• SOURCE DATA:
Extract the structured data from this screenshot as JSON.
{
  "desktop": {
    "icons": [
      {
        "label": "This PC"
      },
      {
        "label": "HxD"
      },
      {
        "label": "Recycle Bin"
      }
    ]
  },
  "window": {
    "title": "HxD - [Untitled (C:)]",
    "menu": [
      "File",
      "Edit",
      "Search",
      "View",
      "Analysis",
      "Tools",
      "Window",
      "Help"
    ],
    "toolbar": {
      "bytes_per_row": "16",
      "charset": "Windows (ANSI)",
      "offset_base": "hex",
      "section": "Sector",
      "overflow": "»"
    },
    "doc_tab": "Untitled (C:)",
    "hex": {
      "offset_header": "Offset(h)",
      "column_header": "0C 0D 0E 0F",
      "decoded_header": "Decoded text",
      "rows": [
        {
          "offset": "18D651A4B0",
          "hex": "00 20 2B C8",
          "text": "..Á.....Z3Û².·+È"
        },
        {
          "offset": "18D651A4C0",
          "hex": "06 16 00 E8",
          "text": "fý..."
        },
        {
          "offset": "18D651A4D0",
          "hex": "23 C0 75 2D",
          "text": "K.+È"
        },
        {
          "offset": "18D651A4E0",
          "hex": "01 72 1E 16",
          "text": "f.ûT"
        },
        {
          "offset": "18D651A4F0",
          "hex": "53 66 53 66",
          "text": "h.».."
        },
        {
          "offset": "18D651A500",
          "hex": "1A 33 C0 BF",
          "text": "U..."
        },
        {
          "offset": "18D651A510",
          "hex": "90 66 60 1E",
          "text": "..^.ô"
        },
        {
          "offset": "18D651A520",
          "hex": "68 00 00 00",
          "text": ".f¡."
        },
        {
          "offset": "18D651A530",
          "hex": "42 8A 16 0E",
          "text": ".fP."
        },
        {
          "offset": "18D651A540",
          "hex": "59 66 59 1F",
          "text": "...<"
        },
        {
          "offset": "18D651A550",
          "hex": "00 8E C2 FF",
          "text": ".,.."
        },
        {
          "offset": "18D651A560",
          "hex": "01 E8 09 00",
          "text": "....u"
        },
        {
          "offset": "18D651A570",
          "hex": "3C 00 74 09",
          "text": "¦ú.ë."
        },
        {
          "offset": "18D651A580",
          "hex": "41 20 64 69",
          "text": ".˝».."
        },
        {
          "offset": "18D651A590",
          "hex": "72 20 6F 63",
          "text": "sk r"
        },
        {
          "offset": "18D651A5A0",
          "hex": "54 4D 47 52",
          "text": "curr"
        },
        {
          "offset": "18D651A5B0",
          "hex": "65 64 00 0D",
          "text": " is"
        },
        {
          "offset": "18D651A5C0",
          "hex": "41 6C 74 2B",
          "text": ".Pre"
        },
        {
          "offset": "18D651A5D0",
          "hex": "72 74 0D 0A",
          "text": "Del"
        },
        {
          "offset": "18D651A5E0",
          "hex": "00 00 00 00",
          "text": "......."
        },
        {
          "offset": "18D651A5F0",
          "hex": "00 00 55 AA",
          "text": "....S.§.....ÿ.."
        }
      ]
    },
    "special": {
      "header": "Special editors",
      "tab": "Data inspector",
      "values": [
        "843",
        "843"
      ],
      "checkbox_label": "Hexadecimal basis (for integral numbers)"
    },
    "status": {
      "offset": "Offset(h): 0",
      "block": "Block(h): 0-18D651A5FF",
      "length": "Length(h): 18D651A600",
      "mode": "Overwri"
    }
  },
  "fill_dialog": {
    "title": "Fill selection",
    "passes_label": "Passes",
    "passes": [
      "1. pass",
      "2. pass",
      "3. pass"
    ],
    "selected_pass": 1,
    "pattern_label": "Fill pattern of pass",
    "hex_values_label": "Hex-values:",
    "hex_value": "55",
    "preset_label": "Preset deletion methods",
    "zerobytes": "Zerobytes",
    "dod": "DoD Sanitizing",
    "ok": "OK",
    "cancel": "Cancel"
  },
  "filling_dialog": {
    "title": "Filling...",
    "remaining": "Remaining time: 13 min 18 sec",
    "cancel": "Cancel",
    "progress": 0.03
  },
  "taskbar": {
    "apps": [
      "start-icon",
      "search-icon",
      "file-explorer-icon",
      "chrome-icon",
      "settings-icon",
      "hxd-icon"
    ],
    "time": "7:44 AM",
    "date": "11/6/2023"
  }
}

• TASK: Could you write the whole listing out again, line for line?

• FINISHED EXERCISE:
Extract the structured data from this screenshot as JSON.
{
  "desktop": {
    "icons": [
      {
        "label": "This PC"
      },
      {
        "label": "HxD"
      },
      {
        "label": "Recycle Bin"
      }
    ]
  },
  "window": {
    "title": "HxD - [Untitled (C:)]",
    "menu": [
      "File",
      "Edit",
      "Search",
      "View",
      "Analysis",
      "Tools",
      "Window",
      "Help"
    ],
    "toolbar": {
      "bytes_per_row": "16",
      "charset": "Windows (ANSI)",
      "offset_base": "hex",
      "section": "Sector",
      "overflow": "»"
    },
    "doc_tab": "Untitled (C:)",
    "hex": {
      "offset_header": "Offset(h)",
      "column_header": "0C 0D 0E 0F",
      "decoded_header": "Decoded text",
      "rows": [
        {
          "offset": "18D651A4B0",
          "hex": "00 20 2B C8",
          "text": "..Á.....Z3Û².·+È"
        },
        {
          "offset": "18D651A4C0",
          "hex": "06 16 00 E8",
          "text": "fý..."
        },
        {
          "offset": "18D651A4D0",
          "hex": "23 C0 75 2D",
          "text": "K.+È"
        },
        {
          "offset": "18D651A4E0",
          "hex": "01 72 1E 16",
          "text": "f.ûT"
        },
        {
          "offset": "18D651A4F0",
          "hex": "53 66 53 66",
          "text": "h.».."
        },
        {
          "offset": "18D651A500",
          "hex": "1A 33 C0 BF",
          "text": "U..."
        },
        {
          "offset": "18D651A510",
          "hex": "90 66 60 1E",
          "text": "..^.ô"
        },
        {
          "offset": "18D651A520",
          "hex": "68 00 00 00",
          "text": ".f¡."
        },
        {
          "offset": "18D651A530",
          "hex": "42 8A 16 0E",
          "text": ".fP."
        },
        {
          "offset": "18D651A540",
          "hex": "59 66 59 1F",
          "text": "...<"
        },
        {
          "offset": "18D651A550",
          "hex": "00 8E C2 FF",
          "text": ".,.."
        },
        {
          "offset": "18D651A560",
          "hex": "01 E8 09 00",
          "text": "....u"
        },
        {
          "offset": "18D651A570",
          "hex": "3C 00 74 09",
          "text": "¦ú.ë."
        },
        {
          "offset": "18D651A580",
          "hex": "41 20 64 69",
          "text": ".˝».."
        },
        {
          "offset": "18D651A590",
          "hex": "72 20 6F 63",
          "text": "sk r"
        },
        {
          "offset": "18D651A5A0",
          "hex": "54 4D 47 52",
          "text": "curr"
        },
        {
          "offset": "18D651A5B0",
          "hex": "65 64 00 0D",
          "text": " is"
        },
        {
          "offset": "18D651A5C0",
          "hex": "41 6C 74 2B",
          "text": ".Pre"
        },
        {
          "offset": "18D651A5D0",
          "hex": "72 74 0D 0A",
          "text": "Del"
        },
        {
          "offset": "18D651A5E0",
          "hex": "00 00 00 00",
          "text": "......."
        },
        {
          "offset": "18D651A5F0",
          "hex": "00 00 55 AA",
          "text": "....S.§.....ÿ.."
        }
      ]
    },
    "special": {
      "header": "Special editors",
      "tab": "Data inspector",
      "values": [
        "843",
        "843"
      ],
      "checkbox_label": "Hexadecimal basis (for integral numbers)"
    },
    "status": {
      "offset": "Offset(h): 0",
      "block": "Block(h): 0-18D651A5FF",
      "length": "Length(h): 18D651A600",
      "mode": "Overwri"
    }
  },
  "fill_dialog": {
    "title": "Fill selection",
    "passes_label": "Passes",
    "passes": [
      "1. pass",
      "2. pass",
      "3. pass"
    ],
    "selected_pass": 1,
    "pattern_label": "Fill pattern of pass",
    "hex_values_label": "Hex-values:",
    "hex_value": "55",
    "preset_label": "Preset deletion methods",
    "zerobytes": "Zerobytes",
    "dod": "DoD Sanitizing",
    "ok": "OK",
    "cancel": "Cancel"
  },
  "filling_dialog": {
    "title": "Filling...",
    "remaining": "Remaining time: 13 min 18 sec",
    "cancel": "Cancel",
    "progress": 0.03
  },
  "taskbar": {
    "apps": [
      "start-icon",
      "search-icon",
      "file-explorer-icon",
      "chrome-icon",
      "settings-icon",
      "hxd-icon"
    ],
    "time": "7:44 AM",
    "date": "11/6/2023"
  }
}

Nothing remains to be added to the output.